Post-transcriptional modification is the physical alteration of the newly formed mRNA strand before it starts producing proteins. This process occurs after transcription (DNA to RNA).
Newly transcribed mRNA is often called the primary transcript or pre-mRNA.
Post-transcriptional modification gives an opportunity to alter gene expression. This modification can have significant effects on the amount mRNA that is translated.
Post-transcriptional modification is most common in eukaryotes.
Eukaryotic transcription occurs in the nucleus while translation occurs in the cytoplasm.
This means that there are several opportunities for the mRNA to undergo modification, as transcription and translation are spatially separated.After modification, mRNA leaves the nucleus through the nuclear pores.
There is very little post-transcriptional modification in prokaryotes. As a result, post-transcriptional modification has only a minor influence on gene expression in prokaryotes.

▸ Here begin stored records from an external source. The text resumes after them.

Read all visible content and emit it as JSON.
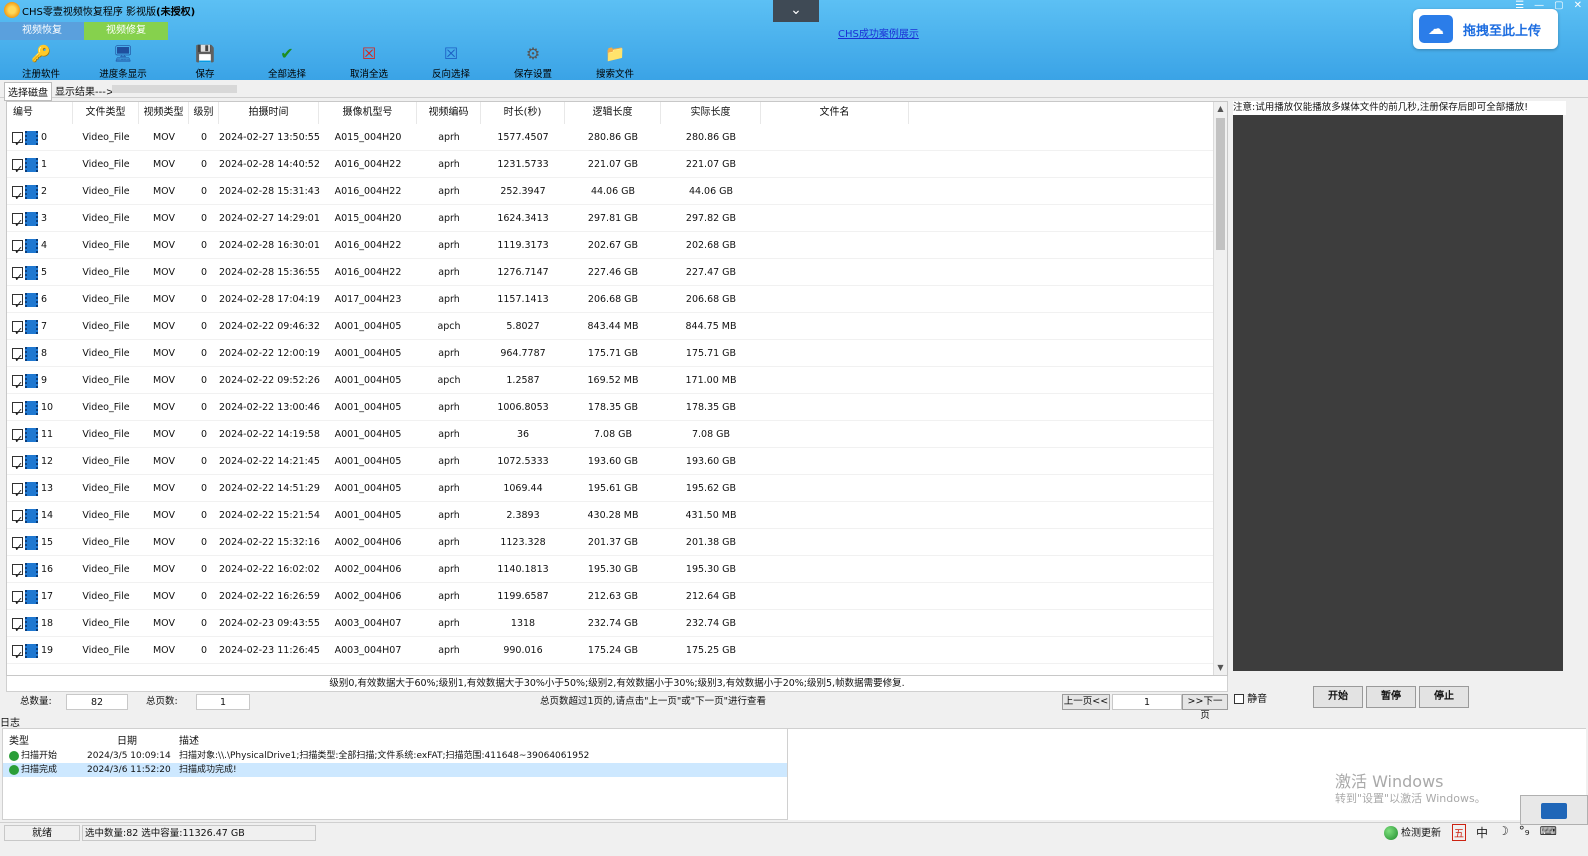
{
  "app": {
    "title": "CHS零壹视频恢复程序 影视版",
    "title_suffix": "(未授权)",
    "dropdown_glyph": "⌄",
    "case_link": "CHS成功案例展示",
    "upload_button": "拖拽至此上传"
  },
  "tabs": [
    {
      "label": "视频恢复",
      "active": false
    },
    {
      "label": "视频修复",
      "active": true
    }
  ],
  "toolbar": [
    {
      "label": "注册软件",
      "icon": "register-icon",
      "glyph": "🔑"
    },
    {
      "label": "进度条显示",
      "icon": "progress-icon",
      "glyph": "🖥"
    },
    {
      "label": "保存",
      "icon": "save-icon",
      "glyph": "💾"
    },
    {
      "label": "全部选择",
      "icon": "select-all-icon",
      "glyph": "✔"
    },
    {
      "label": "取消全选",
      "icon": "deselect-all-icon",
      "glyph": "☒"
    },
    {
      "label": "反向选择",
      "icon": "invert-selection-icon",
      "glyph": "☒"
    },
    {
      "label": "保存设置",
      "icon": "save-settings-icon",
      "glyph": "⚙"
    },
    {
      "label": "搜索文件",
      "icon": "search-file-icon",
      "glyph": "📁"
    }
  ],
  "disk_row": {
    "select_disk": "选择磁盘",
    "result_label": "显示结果--->"
  },
  "table": {
    "columns": [
      "编号",
      "文件类型",
      "视频类型",
      "级别",
      "拍摄时间",
      "摄像机型号",
      "视频编码",
      "时长(秒)",
      "逻辑长度",
      "实际长度",
      "文件名"
    ],
    "rows": [
      {
        "id": "0",
        "type": "Video_File",
        "vtype": "MOV",
        "level": "0",
        "time": "2024-02-27 13:50:55",
        "camera": "A015_004H20",
        "codec": "aprh",
        "duration": "1577.4507",
        "logical": "280.86 GB",
        "actual": "280.86 GB"
      },
      {
        "id": "1",
        "type": "Video_File",
        "vtype": "MOV",
        "level": "0",
        "time": "2024-02-28 14:40:52",
        "camera": "A016_004H22",
        "codec": "aprh",
        "duration": "1231.5733",
        "logical": "221.07 GB",
        "actual": "221.07 GB"
      },
      {
        "id": "2",
        "type": "Video_File",
        "vtype": "MOV",
        "level": "0",
        "time": "2024-02-28 15:31:43",
        "camera": "A016_004H22",
        "codec": "aprh",
        "duration": "252.3947",
        "logical": "44.06 GB",
        "actual": "44.06 GB"
      },
      {
        "id": "3",
        "type": "Video_File",
        "vtype": "MOV",
        "level": "0",
        "time": "2024-02-27 14:29:01",
        "camera": "A015_004H20",
        "codec": "aprh",
        "duration": "1624.3413",
        "logical": "297.81 GB",
        "actual": "297.82 GB"
      },
      {
        "id": "4",
        "type": "Video_File",
        "vtype": "MOV",
        "level": "0",
        "time": "2024-02-28 16:30:01",
        "camera": "A016_004H22",
        "codec": "aprh",
        "duration": "1119.3173",
        "logical": "202.67 GB",
        "actual": "202.68 GB"
      },
      {
        "id": "5",
        "type": "Video_File",
        "vtype": "MOV",
        "level": "0",
        "time": "2024-02-28 15:36:55",
        "camera": "A016_004H22",
        "codec": "aprh",
        "duration": "1276.7147",
        "logical": "227.46 GB",
        "actual": "227.47 GB"
      },
      {
        "id": "6",
        "type": "Video_File",
        "vtype": "MOV",
        "level": "0",
        "time": "2024-02-28 17:04:19",
        "camera": "A017_004H23",
        "codec": "aprh",
        "duration": "1157.1413",
        "logical": "206.68 GB",
        "actual": "206.68 GB"
      },
      {
        "id": "7",
        "type": "Video_File",
        "vtype": "MOV",
        "level": "0",
        "time": "2024-02-22 09:46:32",
        "camera": "A001_004H05",
        "codec": "apch",
        "duration": "5.8027",
        "logical": "843.44 MB",
        "actual": "844.75 MB"
      },
      {
        "id": "8",
        "type": "Video_File",
        "vtype": "MOV",
        "level": "0",
        "time": "2024-02-22 12:00:19",
        "camera": "A001_004H05",
        "codec": "aprh",
        "duration": "964.7787",
        "logical": "175.71 GB",
        "actual": "175.71 GB"
      },
      {
        "id": "9",
        "type": "Video_File",
        "vtype": "MOV",
        "level": "0",
        "time": "2024-02-22 09:52:26",
        "camera": "A001_004H05",
        "codec": "apch",
        "duration": "1.2587",
        "logical": "169.52 MB",
        "actual": "171.00 MB"
      },
      {
        "id": "10",
        "type": "Video_File",
        "vtype": "MOV",
        "level": "0",
        "time": "2024-02-22 13:00:46",
        "camera": "A001_004H05",
        "codec": "aprh",
        "duration": "1006.8053",
        "logical": "178.35 GB",
        "actual": "178.35 GB"
      },
      {
        "id": "11",
        "type": "Video_File",
        "vtype": "MOV",
        "level": "0",
        "time": "2024-02-22 14:19:58",
        "camera": "A001_004H05",
        "codec": "aprh",
        "duration": "36",
        "logical": "7.08 GB",
        "actual": "7.08 GB"
      },
      {
        "id": "12",
        "type": "Video_File",
        "vtype": "MOV",
        "level": "0",
        "time": "2024-02-22 14:21:45",
        "camera": "A001_004H05",
        "codec": "aprh",
        "duration": "1072.5333",
        "logical": "193.60 GB",
        "actual": "193.60 GB"
      },
      {
        "id": "13",
        "type": "Video_File",
        "vtype": "MOV",
        "level": "0",
        "time": "2024-02-22 14:51:29",
        "camera": "A001_004H05",
        "codec": "aprh",
        "duration": "1069.44",
        "logical": "195.61 GB",
        "actual": "195.62 GB"
      },
      {
        "id": "14",
        "type": "Video_File",
        "vtype": "MOV",
        "level": "0",
        "time": "2024-02-22 15:21:54",
        "camera": "A001_004H05",
        "codec": "aprh",
        "duration": "2.3893",
        "logical": "430.28 MB",
        "actual": "431.50 MB"
      },
      {
        "id": "15",
        "type": "Video_File",
        "vtype": "MOV",
        "level": "0",
        "time": "2024-02-22 15:32:16",
        "camera": "A002_004H06",
        "codec": "aprh",
        "duration": "1123.328",
        "logical": "201.37 GB",
        "actual": "201.38 GB"
      },
      {
        "id": "16",
        "type": "Video_File",
        "vtype": "MOV",
        "level": "0",
        "time": "2024-02-22 16:02:02",
        "camera": "A002_004H06",
        "codec": "aprh",
        "duration": "1140.1813",
        "logical": "195.30 GB",
        "actual": "195.30 GB"
      },
      {
        "id": "17",
        "type": "Video_File",
        "vtype": "MOV",
        "level": "0",
        "time": "2024-02-22 16:26:59",
        "camera": "A002_004H06",
        "codec": "aprh",
        "duration": "1199.6587",
        "logical": "212.63 GB",
        "actual": "212.64 GB"
      },
      {
        "id": "18",
        "type": "Video_File",
        "vtype": "MOV",
        "level": "0",
        "time": "2024-02-23 09:43:55",
        "camera": "A003_004H07",
        "codec": "aprh",
        "duration": "1318",
        "logical": "232.74 GB",
        "actual": "232.74 GB"
      },
      {
        "id": "19",
        "type": "Video_File",
        "vtype": "MOV",
        "level": "0",
        "time": "2024-02-23 11:26:45",
        "camera": "A003_004H07",
        "codec": "aprh",
        "duration": "990.016",
        "logical": "175.24 GB",
        "actual": "175.25 GB"
      }
    ]
  },
  "legend": "级别0,有效数据大于60%;级别1,有效数据大于30%小于50%;级别2,有效数据小于30%;级别3,有效数据小于20%;级别5,帧数据需要修复.",
  "pager": {
    "total_label": "总数量:",
    "total_value": "82",
    "pages_label": "总页数:",
    "pages_value": "1",
    "hint": "总页数超过1页的,请点击\"上一页\"或\"下一页\"进行查看",
    "prev": "上一页<<",
    "page_input": "1",
    "next": ">>下一页"
  },
  "player": {
    "notice": "注意:试用播放仅能播放多媒体文件的前几秒,注册保存后即可全部播放!",
    "mute": "静音",
    "start": "开始",
    "pause": "暂停",
    "stop": "停止"
  },
  "log": {
    "title": "日志",
    "columns": [
      "类型",
      "日期",
      "描述"
    ],
    "rows": [
      {
        "type": "扫描开始",
        "date": "2024/3/5 10:09:14",
        "desc": "扫描对象:\\\\.\\PhysicalDrive1;扫描类型:全部扫描;文件系统:exFAT;扫描范围:411648~39064061952"
      },
      {
        "type": "扫描完成",
        "date": "2024/3/6 11:52:20",
        "desc": "扫描成功完成!"
      }
    ]
  },
  "watermark": {
    "line1": "激活 Windows",
    "line2": "转到\"设置\"以激活 Windows。"
  },
  "status": {
    "ready": "就绪",
    "info": "选中数量:82 选中容量:11326.47 GB",
    "update": "检测更新",
    "ime": [
      "五",
      "中",
      "☽",
      "°₉",
      "⌨"
    ]
  }
}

Translation usually occurs immediately after an mRNA strand has been transcribed, so there is no opportunity for post-transcriptional modification. Both translation and transcription occur in the cytosol.
Post-transcriptional modification does, however, frequently occur in the production of prokaryotic rRNA and tRNA.
In this case, transcription is not followed by translation, so there is time to perform modifications.
There are three main types of post-transcriptional modification in eukaryotes: capping, polyadenylation and splicing.
All of these modifications occur in the nucleus.
- Capping is the addition of a 7-methylguanosine cap to the 5' end of the mRNA strand. This is a methylated guanine molecule.
- Polyadenylation adds a chain of around 250 adenine nucleotides to added to the 3' end of the mRNA. This is known as the poly(A) tail. It is not encoded in the genome. Instead, the nucleotides are added by an enzyme.
Polyadenylation increases the stability of mRNA. The longer the chain, the more stable the mRNA
Capping is required for the mRNA to be recognised by proteins. If mRNA is not capped, it cannot leave the nucleus.
Splicing is the removal of sections from mRNA. This is a form of post-transcriptional modification.
Eukaryotic splicing is typically catalysed by a spliceosome, a complex composed of RNA and protein sections. A section that is removed is called an intron, while a section that is left is an exon (Expressed regiON).
Alternative splicing is the removal of different introns from mRNA to create slightly different versions of the same protein, called isoforms. Each isoform has a slightly different function.
The majority of human genes can be alternatively spliced. This greatly increases protein diversity.
Parkinson's and Alzheimer's diseases are both thought to be caused by failures in splicing.